Sales Management: Motivate Your Staff in 10 Seconds — All too-often when sales managers are busy, they’re task-oriented. Not to be critical, but they’re focused only on what’s at the end of their noses. For effective management and revenue, the trick is to guard against it.

Non-financial Incentives Motivate Most Employees – Study — Want motivated workers? Recognition for good work is appreciated by 70 percent of workers – a great motivator for high performance, according to a study by two companies. “Workplace technology today, such as gamification, provides many new opportunities for non-tangible recognition,” said Cindy Ventrice, author of “Make Their Day!

Convert More Prospects with 10 Best Marketing Tips (Even on a Tight Budget) — So you’ve got a pile of business cards from prospects, but you haven’t converted them? Great sales stem from great marketing. You can’t grow crops until you plant the right seeds. That’s the purpose of marketing.

Action Steps To Get Top Results From Your Marketing Plan — Why do seemingly great marketing plans fail to yield the desired results? Well, one reason: Such plans don’t turn the ideas into reality because they’re not action-oriented. What counts is the scheduled specific footwork, and then tracking the results. There’s a second reason, quality of execution, but more on that later.

“Adversity is a stimulus.

-James Broughton


Author Terry Corbell has written innumerable online business-enhancement articles, and is a business-performance consultant and profit professional. Click here to see his management services. For a complimentary chat about your business situation or to schedule him as a speaker, consultant or author, please contact Terry.

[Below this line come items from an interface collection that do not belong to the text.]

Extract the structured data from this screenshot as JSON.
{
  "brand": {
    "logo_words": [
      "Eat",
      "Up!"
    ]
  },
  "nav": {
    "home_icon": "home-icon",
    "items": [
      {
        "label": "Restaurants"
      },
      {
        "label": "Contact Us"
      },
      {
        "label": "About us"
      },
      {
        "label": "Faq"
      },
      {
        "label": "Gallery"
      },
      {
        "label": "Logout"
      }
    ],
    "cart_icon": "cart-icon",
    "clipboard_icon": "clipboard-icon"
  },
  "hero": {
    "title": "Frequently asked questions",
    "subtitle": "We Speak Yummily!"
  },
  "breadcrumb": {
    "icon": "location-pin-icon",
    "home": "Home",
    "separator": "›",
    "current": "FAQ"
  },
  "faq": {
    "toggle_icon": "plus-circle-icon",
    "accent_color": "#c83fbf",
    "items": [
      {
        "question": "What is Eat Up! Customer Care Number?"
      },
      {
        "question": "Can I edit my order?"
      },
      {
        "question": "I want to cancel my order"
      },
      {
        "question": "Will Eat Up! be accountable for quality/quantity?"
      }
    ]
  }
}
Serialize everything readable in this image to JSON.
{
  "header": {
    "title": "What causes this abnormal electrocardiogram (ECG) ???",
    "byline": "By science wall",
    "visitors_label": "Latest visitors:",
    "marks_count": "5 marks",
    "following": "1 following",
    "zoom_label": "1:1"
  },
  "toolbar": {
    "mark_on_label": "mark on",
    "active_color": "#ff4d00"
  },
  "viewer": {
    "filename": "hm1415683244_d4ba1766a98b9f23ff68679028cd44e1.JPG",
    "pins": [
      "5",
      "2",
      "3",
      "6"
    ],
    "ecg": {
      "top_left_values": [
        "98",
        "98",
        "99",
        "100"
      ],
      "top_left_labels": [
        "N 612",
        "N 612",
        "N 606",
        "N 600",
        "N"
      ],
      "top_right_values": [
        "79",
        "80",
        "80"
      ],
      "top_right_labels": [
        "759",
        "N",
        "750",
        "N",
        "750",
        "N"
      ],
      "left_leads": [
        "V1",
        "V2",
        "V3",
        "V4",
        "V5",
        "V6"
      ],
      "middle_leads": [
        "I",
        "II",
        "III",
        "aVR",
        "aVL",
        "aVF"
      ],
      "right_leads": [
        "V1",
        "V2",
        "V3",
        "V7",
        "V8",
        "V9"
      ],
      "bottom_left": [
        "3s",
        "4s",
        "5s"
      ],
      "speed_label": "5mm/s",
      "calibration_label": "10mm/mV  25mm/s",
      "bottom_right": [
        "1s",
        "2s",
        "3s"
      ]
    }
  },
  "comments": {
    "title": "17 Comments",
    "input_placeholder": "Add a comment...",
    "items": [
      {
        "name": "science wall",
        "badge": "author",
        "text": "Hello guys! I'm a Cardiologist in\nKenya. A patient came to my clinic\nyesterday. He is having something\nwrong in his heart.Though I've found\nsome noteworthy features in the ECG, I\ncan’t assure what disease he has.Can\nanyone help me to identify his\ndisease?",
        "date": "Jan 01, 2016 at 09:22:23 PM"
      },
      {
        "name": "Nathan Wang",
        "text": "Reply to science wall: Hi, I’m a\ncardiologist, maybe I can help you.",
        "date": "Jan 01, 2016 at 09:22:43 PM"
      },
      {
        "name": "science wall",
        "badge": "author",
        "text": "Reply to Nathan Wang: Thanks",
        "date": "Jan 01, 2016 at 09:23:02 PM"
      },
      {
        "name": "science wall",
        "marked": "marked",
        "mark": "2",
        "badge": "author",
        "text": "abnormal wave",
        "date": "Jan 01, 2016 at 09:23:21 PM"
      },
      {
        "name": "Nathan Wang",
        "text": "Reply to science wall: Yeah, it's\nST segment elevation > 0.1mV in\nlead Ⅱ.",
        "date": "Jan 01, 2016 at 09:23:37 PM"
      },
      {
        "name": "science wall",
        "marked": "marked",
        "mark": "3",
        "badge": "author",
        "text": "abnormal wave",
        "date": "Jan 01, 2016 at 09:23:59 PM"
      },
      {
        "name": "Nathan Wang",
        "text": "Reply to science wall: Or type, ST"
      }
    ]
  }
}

Photo courtesy of ambro at www.freedigitalphotos.net

Seattle business consultant Terry Corbell provides high-performance management services and strategies.